Right now, almost all newspaper content that appears on the Web is free. The newspaper industry has been trading advertising dollars for Internet cents. How does it turn those Internet cents into Internet dollars? Or, simply, how does it get direct money from its users?

One discussion I’ve had with students here at Columbia Business School is about creating an earned-income model for the newspaper industry along the lines of Skype, where users make micropayments.

I check the New York Times five to 10 times a day on my Blackberry, for example, and I don’t pay a cent for that content. Is there a way for the Times and other newspapers — especially local newspapers, where there is high value for the reader — to create a micropayment each time a reader checks the site?

Multiply those small amounts by millions of users and it adds up to a serious amount of money. Direct micropayments are part of the solution, but experts must first create a model for them.

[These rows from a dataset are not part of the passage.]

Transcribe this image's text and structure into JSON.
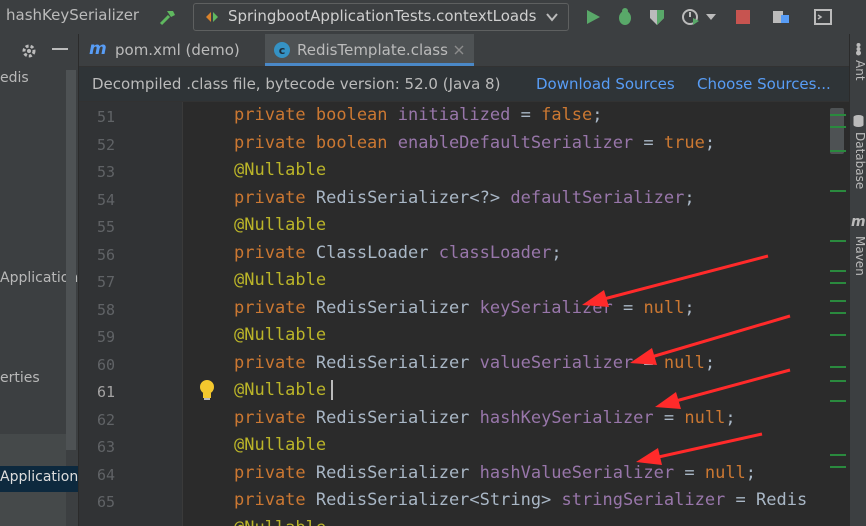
{
  "toolbar": {
    "title": "hashKeySerializer",
    "run_config": "SpringbootApplicationTests.contextLoads",
    "icons": [
      "build-hammer-icon",
      "run-config-icon",
      "run-icon",
      "debug-icon",
      "coverage-icon",
      "profile-icon",
      "dropdown-icon",
      "stop-icon",
      "project-structure-icon",
      "terminal-icon"
    ]
  },
  "left_panel": {
    "items": [
      "edis",
      "Application",
      "erties",
      "Application"
    ]
  },
  "tabs": [
    {
      "label": "pom.xml (demo)",
      "icon": "maven-m-icon"
    },
    {
      "label": "RedisTemplate.class",
      "icon": "class-c-icon",
      "active": true
    }
  ],
  "banner": {
    "message": "Decompiled .class file, bytecode version: 52.0 (Java 8)",
    "download_sources": "Download Sources",
    "choose_sources": "Choose Sources..."
  },
  "editor": {
    "current_line": "61",
    "lines": [
      {
        "n": "51",
        "tokens": [
          [
            "kw",
            "private boolean "
          ],
          [
            "fd",
            "initialized"
          ],
          [
            "pl",
            " = "
          ],
          [
            "kw",
            "false"
          ],
          [
            "pl",
            ";"
          ]
        ]
      },
      {
        "n": "52",
        "tokens": [
          [
            "kw",
            "private boolean "
          ],
          [
            "fd",
            "enableDefaultSerializer"
          ],
          [
            "pl",
            " = "
          ],
          [
            "kw",
            "true"
          ],
          [
            "pl",
            ";"
          ]
        ]
      },
      {
        "n": "53",
        "tokens": [
          [
            "an",
            "@Nullable"
          ]
        ]
      },
      {
        "n": "54",
        "tokens": [
          [
            "kw",
            "private "
          ],
          [
            "ty",
            "RedisSerializer<?> "
          ],
          [
            "fd",
            "defaultSerializer"
          ],
          [
            "pl",
            ";"
          ]
        ]
      },
      {
        "n": "55",
        "tokens": [
          [
            "an",
            "@Nullable"
          ]
        ]
      },
      {
        "n": "56",
        "tokens": [
          [
            "kw",
            "private "
          ],
          [
            "ty",
            "ClassLoader "
          ],
          [
            "fd",
            "classLoader"
          ],
          [
            "pl",
            ";"
          ]
        ]
      },
      {
        "n": "57",
        "tokens": [
          [
            "an",
            "@Nullable"
          ]
        ]
      },
      {
        "n": "58",
        "tokens": [
          [
            "kw",
            "private "
          ],
          [
            "ty",
            "RedisSerializer "
          ],
          [
            "fd",
            "keySerializer"
          ],
          [
            "pl",
            " = "
          ],
          [
            "kw",
            "null"
          ],
          [
            "pl",
            ";"
          ]
        ]
      },
      {
        "n": "59",
        "tokens": [
          [
            "an",
            "@Nullable"
          ]
        ]
      },
      {
        "n": "60",
        "tokens": [
          [
            "kw",
            "private "
          ],
          [
            "ty",
            "RedisSerializer "
          ],
          [
            "fd",
            "valueSerializer"
          ],
          [
            "pl",
            " = "
          ],
          [
            "kw",
            "null"
          ],
          [
            "pl",
            ";"
          ]
        ]
      },
      {
        "n": "61",
        "tokens": [
          [
            "an",
            "@Nullable"
          ]
        ]
      },
      {
        "n": "62",
        "tokens": [
          [
            "kw",
            "private "
          ],
          [
            "ty",
            "RedisSerializer "
          ],
          [
            "fd",
            "hashKeySerializer"
          ],
          [
            "pl",
            " = "
          ],
          [
            "kw",
            "null"
          ],
          [
            "pl",
            ";"
          ]
        ]
      },
      {
        "n": "63",
        "tokens": [
          [
            "an",
            "@Nullable"
          ]
        ]
      },
      {
        "n": "64",
        "tokens": [
          [
            "kw",
            "private "
          ],
          [
            "ty",
            "RedisSerializer "
          ],
          [
            "fd",
            "hashValueSerializer"
          ],
          [
            "pl",
            " = "
          ],
          [
            "kw",
            "null"
          ],
          [
            "pl",
            ";"
          ]
        ]
      },
      {
        "n": "65",
        "tokens": [
          [
            "kw",
            "private "
          ],
          [
            "ty",
            "RedisSerializer<String> "
          ],
          [
            "fd",
            "stringSerializer"
          ],
          [
            "pl",
            " = Redis"
          ]
        ]
      },
      {
        "n": "",
        "tokens": [
          [
            "an",
            "@Nullable"
          ]
        ]
      }
    ]
  },
  "right_tools": [
    "Ant",
    "Database",
    "Maven"
  ],
  "colors": {
    "keyword": "#cc7832",
    "annotation": "#bbb529",
    "field": "#9876aa",
    "plain": "#a9b7c6",
    "link": "#589df6",
    "arrow": "#ff2a2a"
  }
}
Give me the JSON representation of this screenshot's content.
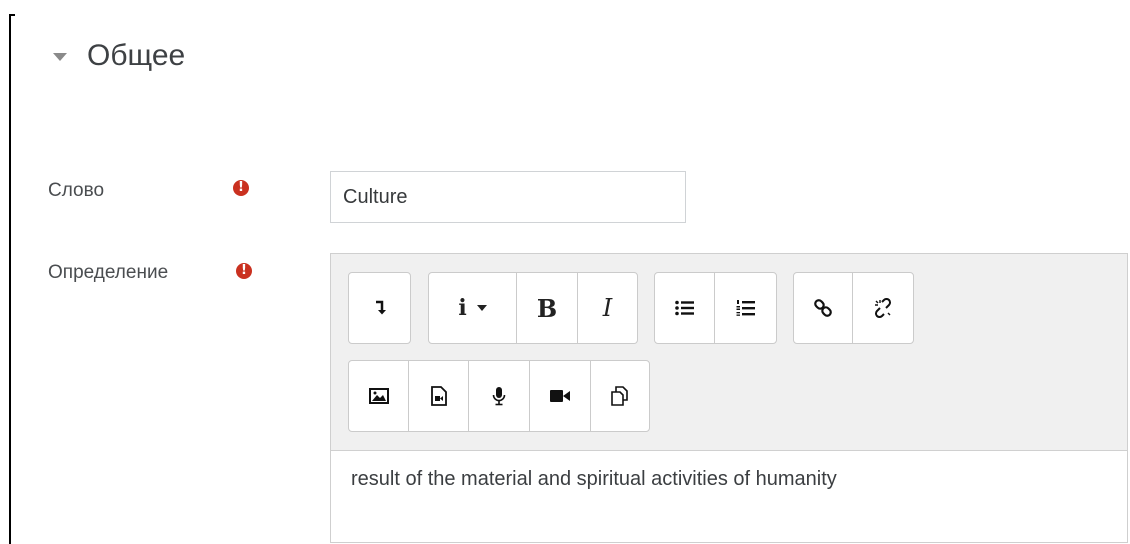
{
  "section": {
    "title": "Общее"
  },
  "fields": {
    "word": {
      "label": "Слово",
      "value": "Culture"
    },
    "definition": {
      "label": "Определение",
      "content": "result of the material and spiritual activities of humanity"
    }
  },
  "required_symbol": "!",
  "toolbar": {
    "row1": [
      [
        "collapse-toolbar-button"
      ],
      [
        "paragraph-styles-button",
        "bold-button",
        "italic-button"
      ],
      [
        "unordered-list-button",
        "ordered-list-button"
      ],
      [
        "link-button",
        "unlink-button"
      ]
    ],
    "row2": [
      [
        "insert-image-button",
        "insert-media-button",
        "record-audio-button",
        "record-video-button",
        "manage-files-button"
      ]
    ],
    "labels": {
      "bold": "B",
      "italic": "I",
      "info": "i"
    }
  },
  "colors": {
    "required": "#ca3120",
    "toolbar_bg": "#f0f0f0"
  }
}
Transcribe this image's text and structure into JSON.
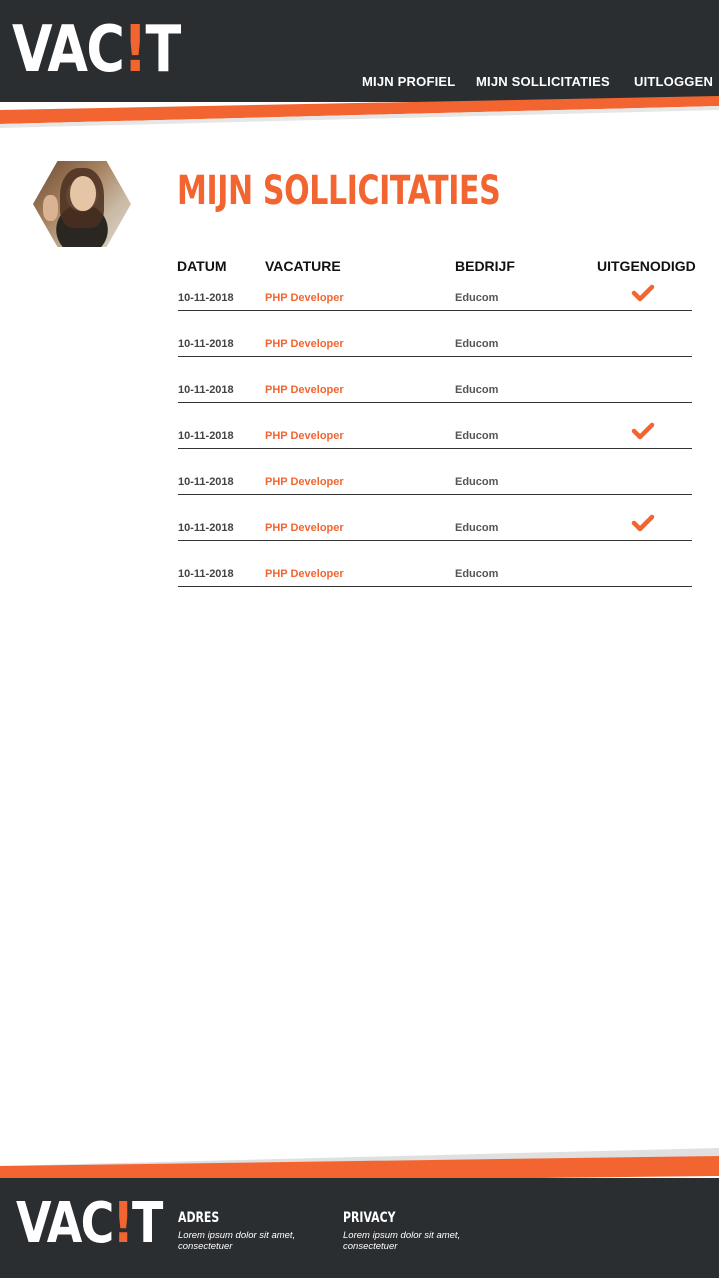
{
  "brand": {
    "logo_pre": "VAC",
    "logo_bang": "!",
    "logo_post": "T",
    "accent_color": "#f26531",
    "dark_color": "#2b2e31"
  },
  "nav": {
    "profiel": "MIJN PROFIEL",
    "sollicitaties": "MIJN SOLLICITATIES",
    "uitloggen": "UITLOGGEN"
  },
  "page": {
    "title": "MIJN SOLLICITATIES"
  },
  "table": {
    "headers": {
      "datum": "DATUM",
      "vacature": "VACATURE",
      "bedrijf": "BEDRIJF",
      "uitgenodigd": "UITGENODIGD"
    },
    "rows": [
      {
        "datum": "10-11-2018",
        "vacature": "PHP Developer",
        "bedrijf": "Educom",
        "uitgenodigd": true
      },
      {
        "datum": "10-11-2018",
        "vacature": "PHP Developer",
        "bedrijf": "Educom",
        "uitgenodigd": false
      },
      {
        "datum": "10-11-2018",
        "vacature": "PHP Developer",
        "bedrijf": "Educom",
        "uitgenodigd": false
      },
      {
        "datum": "10-11-2018",
        "vacature": "PHP Developer",
        "bedrijf": "Educom",
        "uitgenodigd": true
      },
      {
        "datum": "10-11-2018",
        "vacature": "PHP Developer",
        "bedrijf": "Educom",
        "uitgenodigd": false
      },
      {
        "datum": "10-11-2018",
        "vacature": "PHP Developer",
        "bedrijf": "Educom",
        "uitgenodigd": true
      },
      {
        "datum": "10-11-2018",
        "vacature": "PHP Developer",
        "bedrijf": "Educom",
        "uitgenodigd": false
      }
    ]
  },
  "footer": {
    "adres_title": "ADRES",
    "adres_text": "Lorem ipsum dolor sit amet, consectetuer",
    "privacy_title": "PRIVACY",
    "privacy_text": "Lorem ipsum dolor sit amet, consectetuer"
  }
}
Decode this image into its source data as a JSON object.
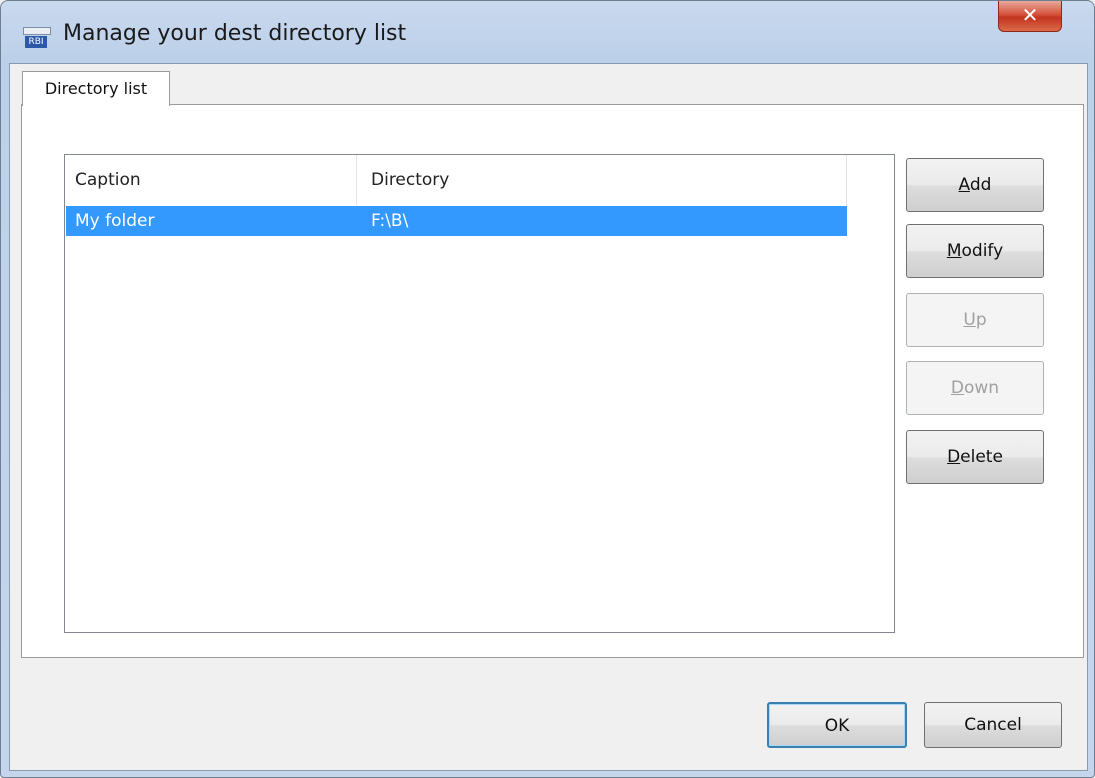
{
  "window": {
    "title": "Manage your dest directory list",
    "icon_text": "RBI",
    "close_glyph": "✕"
  },
  "tabs": [
    {
      "label": "Directory list",
      "selected": true
    }
  ],
  "listview": {
    "columns": [
      "Caption",
      "Directory"
    ],
    "rows": [
      {
        "caption": "My folder",
        "directory": "F:\\B\\",
        "selected": true
      }
    ]
  },
  "side_buttons": {
    "add": {
      "accel": "A",
      "rest": "dd",
      "enabled": true
    },
    "modify": {
      "accel": "M",
      "rest": "odify",
      "enabled": true
    },
    "up": {
      "accel": "U",
      "rest": "p",
      "enabled": false
    },
    "down": {
      "accel": "D",
      "rest": "own",
      "enabled": false
    },
    "delete": {
      "accel": "D",
      "rest": "elete",
      "enabled": true
    }
  },
  "footer": {
    "ok_label": "OK",
    "cancel_label": "Cancel"
  },
  "colors": {
    "selection": "#3399ff",
    "close_button": "#c2341d",
    "default_button_border": "#3c7fb1"
  }
}
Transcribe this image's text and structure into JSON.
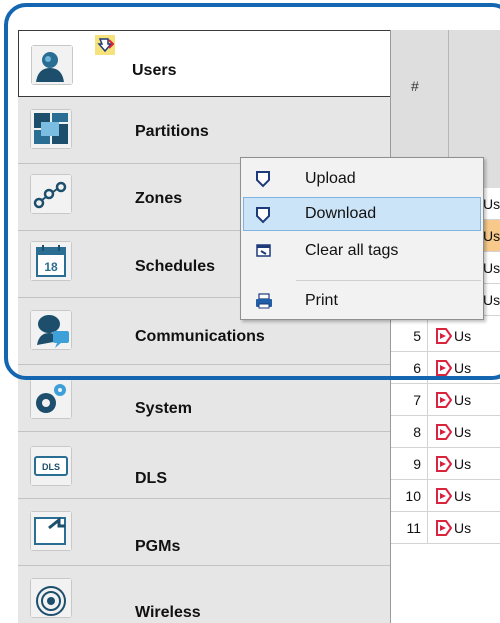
{
  "nav": {
    "items": [
      {
        "label": "Users",
        "icon": "users-icon",
        "selected": true
      },
      {
        "label": "Partitions",
        "icon": "partitions-icon",
        "selected": false
      },
      {
        "label": "Zones",
        "icon": "zones-icon",
        "selected": false
      },
      {
        "label": "Schedules",
        "icon": "schedules-icon",
        "selected": false,
        "calendar_day": "18"
      },
      {
        "label": "Communications",
        "icon": "communications-icon",
        "selected": false
      },
      {
        "label": "System",
        "icon": "system-icon",
        "selected": false
      },
      {
        "label": "DLS",
        "icon": "dls-icon",
        "selected": false,
        "badge": "DLS"
      },
      {
        "label": "PGMs",
        "icon": "pgms-icon",
        "selected": false
      },
      {
        "label": "Wireless",
        "icon": "wireless-icon",
        "selected": false
      }
    ],
    "sync_badge_icon": "sync-badge-icon"
  },
  "grid": {
    "header": {
      "hash": "#"
    },
    "hidden_rows": [
      "Us",
      "Us",
      "Us",
      "Us"
    ],
    "rows": [
      {
        "num": "5",
        "text": "Us"
      },
      {
        "num": "6",
        "text": "Us"
      },
      {
        "num": "7",
        "text": "Us"
      },
      {
        "num": "8",
        "text": "Us"
      },
      {
        "num": "9",
        "text": "Us"
      },
      {
        "num": "10",
        "text": "Us"
      },
      {
        "num": "11",
        "text": "Us"
      }
    ],
    "row_icon": "user-tag-icon"
  },
  "context_menu": {
    "items": [
      {
        "label": "Upload",
        "icon": "upload-icon"
      },
      {
        "label": "Download",
        "icon": "download-icon",
        "highlighted": true
      },
      {
        "label": "Clear all tags",
        "icon": "clear-tags-icon"
      },
      {
        "label": "Print",
        "icon": "print-icon"
      }
    ]
  },
  "colors": {
    "callout_border": "#1466b0",
    "menu_highlight": "#cce4f7",
    "highlighted_row": "#f7c98a",
    "tag_red": "#d9233f"
  }
}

The challenge is to better understand the technology so it can be implemented seamlessly, like with Skype, or people just won’t participate. Another challenge lays in adoption: if only one or two newspapers do this, will readers simply choose to get their information elsewhere? Migrating from a free to a for-pay service in critical areas, like journalism, will take some work, but I feel confident it can be done.

Journalism is arguably one of the most important industries in the U.S. because it involves fundamental and basic freedoms: the right to free speech and information.

That Tribune Company filed Chapter 11 doesn’t mean that it — and others — are going out of business, but it does create a snowball effect and says to investors that print journalism is not a good place for their money. We need intelligent models to excite investors and present operators before things get worse.

The model that ultimately may make the most sense is some combination of micropayments and advertising. Academics and students must now present plausible models and see if the free market jumps on board. Otherwise, we are in danger of losing the great professional infrastructure that exists in American journalism.

Dr. Baker is the co-author of Leading with Kindness.

Photo credit: Daniel R. Blume